Go through the entries below and print each one exactly, leaving out pictures.

**INPUT**
= = = = = = =
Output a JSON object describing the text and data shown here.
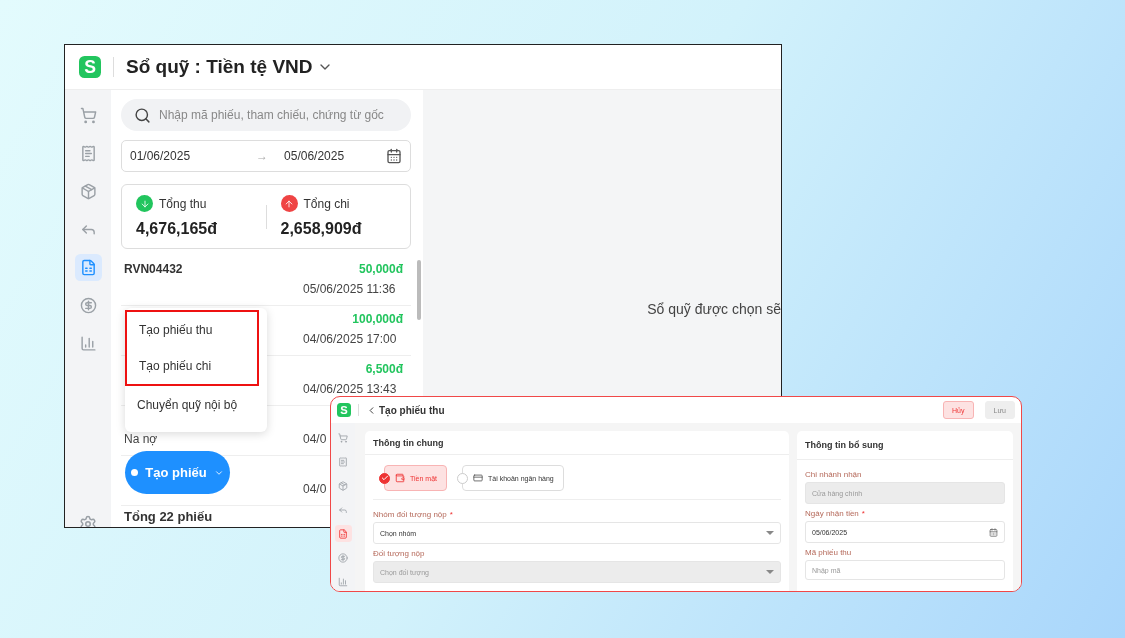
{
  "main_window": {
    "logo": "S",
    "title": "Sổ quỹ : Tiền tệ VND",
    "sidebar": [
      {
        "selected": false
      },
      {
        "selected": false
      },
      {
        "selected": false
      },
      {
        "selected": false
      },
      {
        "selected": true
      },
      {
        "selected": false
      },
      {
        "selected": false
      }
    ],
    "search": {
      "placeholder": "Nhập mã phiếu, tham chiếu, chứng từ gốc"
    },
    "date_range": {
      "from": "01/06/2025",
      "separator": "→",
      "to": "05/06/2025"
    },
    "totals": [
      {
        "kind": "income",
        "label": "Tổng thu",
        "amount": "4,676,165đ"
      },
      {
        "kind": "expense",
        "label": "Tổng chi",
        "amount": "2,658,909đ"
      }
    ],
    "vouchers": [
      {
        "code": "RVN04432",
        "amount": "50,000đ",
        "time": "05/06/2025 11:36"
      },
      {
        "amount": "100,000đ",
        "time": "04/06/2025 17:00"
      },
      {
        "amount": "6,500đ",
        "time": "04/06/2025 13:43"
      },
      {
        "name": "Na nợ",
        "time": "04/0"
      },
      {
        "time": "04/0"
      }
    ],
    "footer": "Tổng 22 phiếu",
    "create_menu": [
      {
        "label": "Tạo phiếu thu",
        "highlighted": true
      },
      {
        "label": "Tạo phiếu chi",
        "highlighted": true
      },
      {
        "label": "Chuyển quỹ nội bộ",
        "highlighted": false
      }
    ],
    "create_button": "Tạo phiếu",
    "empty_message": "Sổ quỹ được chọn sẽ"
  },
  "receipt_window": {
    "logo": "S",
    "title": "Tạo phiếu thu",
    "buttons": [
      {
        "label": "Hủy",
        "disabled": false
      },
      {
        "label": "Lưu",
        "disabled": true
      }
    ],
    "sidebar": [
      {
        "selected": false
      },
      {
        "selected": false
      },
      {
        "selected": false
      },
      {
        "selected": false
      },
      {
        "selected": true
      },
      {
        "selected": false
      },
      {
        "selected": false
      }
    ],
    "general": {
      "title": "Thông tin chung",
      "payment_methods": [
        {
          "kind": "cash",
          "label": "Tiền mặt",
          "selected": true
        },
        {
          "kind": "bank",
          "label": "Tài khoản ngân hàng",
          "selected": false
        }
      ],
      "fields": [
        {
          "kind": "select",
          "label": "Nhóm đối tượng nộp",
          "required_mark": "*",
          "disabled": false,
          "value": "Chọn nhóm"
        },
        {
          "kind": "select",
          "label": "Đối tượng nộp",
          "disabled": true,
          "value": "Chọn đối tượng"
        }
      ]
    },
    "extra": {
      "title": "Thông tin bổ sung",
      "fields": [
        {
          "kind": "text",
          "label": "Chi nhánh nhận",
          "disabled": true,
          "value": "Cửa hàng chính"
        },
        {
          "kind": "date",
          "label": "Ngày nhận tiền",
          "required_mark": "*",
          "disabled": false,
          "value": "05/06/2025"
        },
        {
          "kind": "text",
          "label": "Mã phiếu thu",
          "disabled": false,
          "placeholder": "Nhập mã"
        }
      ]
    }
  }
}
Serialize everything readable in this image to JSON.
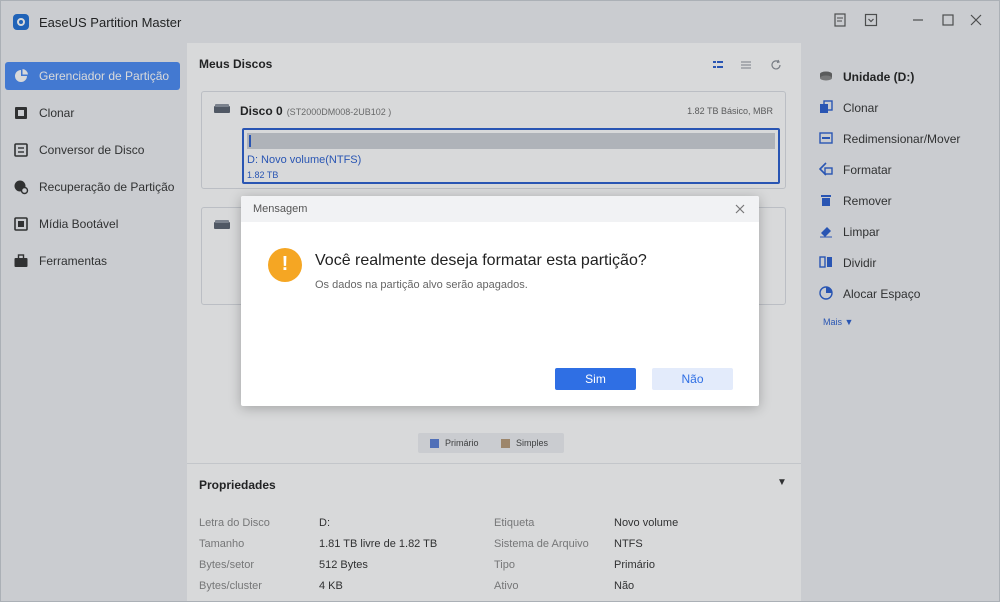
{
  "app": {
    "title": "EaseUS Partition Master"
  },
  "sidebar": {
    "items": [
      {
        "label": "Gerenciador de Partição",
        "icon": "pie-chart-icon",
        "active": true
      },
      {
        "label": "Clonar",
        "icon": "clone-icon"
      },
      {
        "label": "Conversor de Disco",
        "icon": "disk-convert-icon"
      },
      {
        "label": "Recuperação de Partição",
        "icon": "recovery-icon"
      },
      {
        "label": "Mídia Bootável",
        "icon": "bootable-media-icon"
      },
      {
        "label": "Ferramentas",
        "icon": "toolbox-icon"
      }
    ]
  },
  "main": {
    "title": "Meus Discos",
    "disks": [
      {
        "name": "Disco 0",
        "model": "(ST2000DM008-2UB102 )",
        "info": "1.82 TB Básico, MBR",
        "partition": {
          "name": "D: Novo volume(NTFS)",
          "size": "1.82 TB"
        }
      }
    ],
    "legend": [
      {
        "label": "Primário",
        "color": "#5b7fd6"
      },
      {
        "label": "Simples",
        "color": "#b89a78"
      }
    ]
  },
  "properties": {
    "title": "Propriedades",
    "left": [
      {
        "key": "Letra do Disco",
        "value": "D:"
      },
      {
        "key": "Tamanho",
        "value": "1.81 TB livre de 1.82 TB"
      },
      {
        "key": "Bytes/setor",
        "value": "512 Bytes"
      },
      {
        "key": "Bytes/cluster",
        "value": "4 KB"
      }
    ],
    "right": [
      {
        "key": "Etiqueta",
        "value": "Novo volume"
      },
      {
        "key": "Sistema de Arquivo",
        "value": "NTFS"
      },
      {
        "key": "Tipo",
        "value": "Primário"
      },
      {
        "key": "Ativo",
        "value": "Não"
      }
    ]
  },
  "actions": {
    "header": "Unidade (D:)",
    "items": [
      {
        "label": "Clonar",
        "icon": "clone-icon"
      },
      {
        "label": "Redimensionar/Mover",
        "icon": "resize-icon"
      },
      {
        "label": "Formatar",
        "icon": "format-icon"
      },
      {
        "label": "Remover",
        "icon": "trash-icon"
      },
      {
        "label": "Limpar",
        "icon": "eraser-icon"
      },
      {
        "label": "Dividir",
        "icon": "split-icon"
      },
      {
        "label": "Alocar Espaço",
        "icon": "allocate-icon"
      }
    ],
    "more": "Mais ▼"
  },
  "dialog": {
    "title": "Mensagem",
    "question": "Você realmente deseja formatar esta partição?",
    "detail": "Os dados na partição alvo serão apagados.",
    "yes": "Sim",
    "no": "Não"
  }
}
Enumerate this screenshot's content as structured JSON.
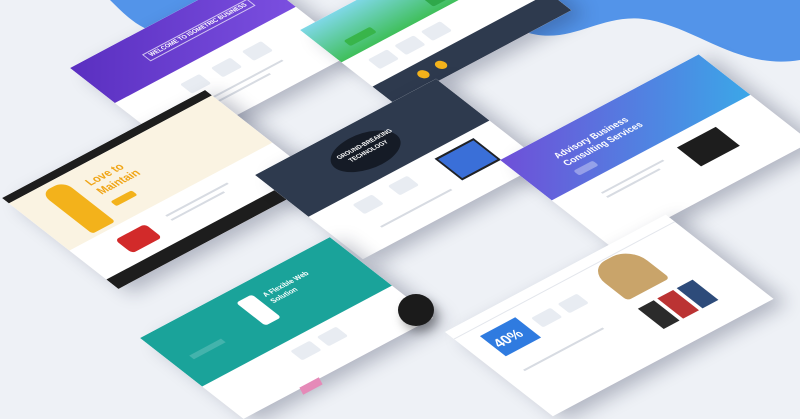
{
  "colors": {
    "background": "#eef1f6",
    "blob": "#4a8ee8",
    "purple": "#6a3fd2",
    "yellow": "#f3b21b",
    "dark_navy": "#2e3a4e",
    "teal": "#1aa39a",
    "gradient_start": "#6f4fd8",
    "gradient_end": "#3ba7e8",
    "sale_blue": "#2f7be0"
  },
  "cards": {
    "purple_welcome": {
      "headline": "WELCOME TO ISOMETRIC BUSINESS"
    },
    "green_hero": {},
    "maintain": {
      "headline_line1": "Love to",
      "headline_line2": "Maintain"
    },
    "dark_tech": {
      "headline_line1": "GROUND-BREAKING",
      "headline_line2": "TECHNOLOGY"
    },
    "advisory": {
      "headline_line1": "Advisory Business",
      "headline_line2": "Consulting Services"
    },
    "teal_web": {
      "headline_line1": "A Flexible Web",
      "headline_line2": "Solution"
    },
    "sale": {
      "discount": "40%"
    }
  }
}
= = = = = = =
**ANSWER TO THIS TASK**
Output a JSON object describing the text and data shown here.
{
  "main_window": {
    "logo": "S",
    "title": "Sổ quỹ : Tiền tệ VND",
    "sidebar": [
      {
        "selected": false
      },
      {
        "selected": false
      },
      {
        "selected": false
      },
      {
        "selected": false
      },
      {
        "selected": true
      },
      {
        "selected": false
      },
      {
        "selected": false
      }
    ],
    "search": {
      "placeholder": "Nhập mã phiếu, tham chiếu, chứng từ gốc"
    },
    "date_range": {
      "from": "01/06/2025",
      "separator": "→",
      "to": "05/06/2025"
    },
    "totals": [
      {
        "kind": "income",
        "label": "Tổng thu",
        "amount": "4,676,165đ"
      },
      {
        "kind": "expense",
        "label": "Tổng chi",
        "amount": "2,658,909đ"
      }
    ],
    "vouchers": [
      {
        "code": "RVN04432",
        "amount": "50,000đ",
        "time": "05/06/2025 11:36"
      },
      {
        "amount": "100,000đ",
        "time": "04/06/2025 17:00"
      },
      {
        "amount": "6,500đ",
        "time": "04/06/2025 13:43"
      },
      {
        "name": "Na nợ",
        "time": "04/0"
      },
      {
        "time": "04/0"
      }
    ],
    "footer": "Tổng 22 phiếu",
    "create_menu": [
      {
        "label": "Tạo phiếu thu",
        "highlighted": true
      },
      {
        "label": "Tạo phiếu chi",
        "highlighted": true
      },
      {
        "label": "Chuyển quỹ nội bộ",
        "highlighted": false
      }
    ],
    "create_button": "Tạo phiếu",
    "empty_message": "Sổ quỹ được chọn sẽ"
  },
  "receipt_window": {
    "logo": "S",
    "title": "Tạo phiếu thu",
    "buttons": [
      {
        "label": "Hủy",
        "disabled": false
      },
      {
        "label": "Lưu",
        "disabled": true
      }
    ],
    "sidebar": [
      {
        "selected": false
      },
      {
        "selected": false
      },
      {
        "selected": false
      },
      {
        "selected": false
      },
      {
        "selected": true
      },
      {
        "selected": false
      },
      {
        "selected": false
      }
    ],
    "general": {
      "title": "Thông tin chung",
      "payment_methods": [
        {
          "kind": "cash",
          "label": "Tiền mặt",
          "selected": true
        },
        {
          "kind": "bank",
          "label": "Tài khoản ngân hàng",
          "selected": false
        }
      ],
      "fields": [
        {
          "kind": "select",
          "label": "Nhóm đối tượng nộp",
          "required_mark": "*",
          "disabled": false,
          "value": "Chọn nhóm"
        },
        {
          "kind": "select",
          "label": "Đối tượng nộp",
          "disabled": true,
          "value": "Chọn đối tượng"
        }
      ]
    },
    "extra": {
      "title": "Thông tin bổ sung",
      "fields": [
        {
          "kind": "text",
          "label": "Chi nhánh nhận",
          "disabled": true,
          "value": "Cửa hàng chính"
        },
        {
          "kind": "date",
          "label": "Ngày nhận tiền",
          "required_mark": "*",
          "disabled": false,
          "value": "05/06/2025"
        },
        {
          "kind": "text",
          "label": "Mã phiếu thu",
          "disabled": false,
          "placeholder": "Nhập mã"
        }
      ]
    }
  }
}
Serialize everything readable in this image to JSON.
{
  "app": {
    "title": "EaseUS Partition Master"
  },
  "sidebar": {
    "items": [
      {
        "label": "Gerenciador de Partição",
        "icon": "pie-chart-icon",
        "active": true
      },
      {
        "label": "Clonar",
        "icon": "clone-icon"
      },
      {
        "label": "Conversor de Disco",
        "icon": "disk-convert-icon"
      },
      {
        "label": "Recuperação de Partição",
        "icon": "recovery-icon"
      },
      {
        "label": "Mídia Bootável",
        "icon": "bootable-media-icon"
      },
      {
        "label": "Ferramentas",
        "icon": "toolbox-icon"
      }
    ]
  },
  "main": {
    "title": "Meus Discos",
    "disks": [
      {
        "name": "Disco 0",
        "model": "(ST2000DM008-2UB102 )",
        "info": "1.82 TB Básico, MBR",
        "partition": {
          "name": "D: Novo volume(NTFS)",
          "size": "1.82 TB"
        }
      }
    ],
    "legend": [
      {
        "label": "Primário",
        "color": "#5b7fd6"
      },
      {
        "label": "Simples",
        "color": "#b89a78"
      }
    ]
  },
  "properties": {
    "title": "Propriedades",
    "left": [
      {
        "key": "Letra do Disco",
        "value": "D:"
      },
      {
        "key": "Tamanho",
        "value": "1.81 TB livre de 1.82 TB"
      },
      {
        "key": "Bytes/setor",
        "value": "512 Bytes"
      },
      {
        "key": "Bytes/cluster",
        "value": "4 KB"
      }
    ],
    "right": [
      {
        "key": "Etiqueta",
        "value": "Novo volume"
      },
      {
        "key": "Sistema de Arquivo",
        "value": "NTFS"
      },
      {
        "key": "Tipo",
        "value": "Primário"
      },
      {
        "key": "Ativo",
        "value": "Não"
      }
    ]
  },
  "actions": {
    "header": "Unidade (D:)",
    "items": [
      {
        "label": "Clonar",
        "icon": "clone-icon"
      },
      {
        "label": "Redimensionar/Mover",
        "icon": "resize-icon"
      },
      {
        "label": "Formatar",
        "icon": "format-icon"
      },
      {
        "label": "Remover",
        "icon": "trash-icon"
      },
      {
        "label": "Limpar",
        "icon": "eraser-icon"
      },
      {
        "label": "Dividir",
        "icon": "split-icon"
      },
      {
        "label": "Alocar Espaço",
        "icon": "allocate-icon"
      }
    ],
    "more": "Mais ▼"
  },
  "dialog": {
    "title": "Mensagem",
    "question": "Você realmente deseja formatar esta partição?",
    "detail": "Os dados na partição alvo serão apagados.",
    "yes": "Sim",
    "no": "Não"
  }
}
Enumerate this screenshot's content as structured JSON.
{
  "colors": {
    "background": "#eef1f6",
    "blob": "#4a8ee8",
    "purple": "#6a3fd2",
    "yellow": "#f3b21b",
    "dark_navy": "#2e3a4e",
    "teal": "#1aa39a",
    "gradient_start": "#6f4fd8",
    "gradient_end": "#3ba7e8",
    "sale_blue": "#2f7be0"
  },
  "cards": {
    "purple_welcome": {
      "headline": "WELCOME TO ISOMETRIC BUSINESS"
    },
    "green_hero": {},
    "maintain": {
      "headline_line1": "Love to",
      "headline_line2": "Maintain"
    },
    "dark_tech": {
      "headline_line1": "GROUND-BREAKING",
      "headline_line2": "TECHNOLOGY"
    },
    "advisory": {
      "headline_line1": "Advisory Business",
      "headline_line2": "Consulting Services"
    },
    "teal_web": {
      "headline_line1": "A Flexible Web",
      "headline_line2": "Solution"
    },
    "sale": {
      "discount": "40%"
    }
  }
}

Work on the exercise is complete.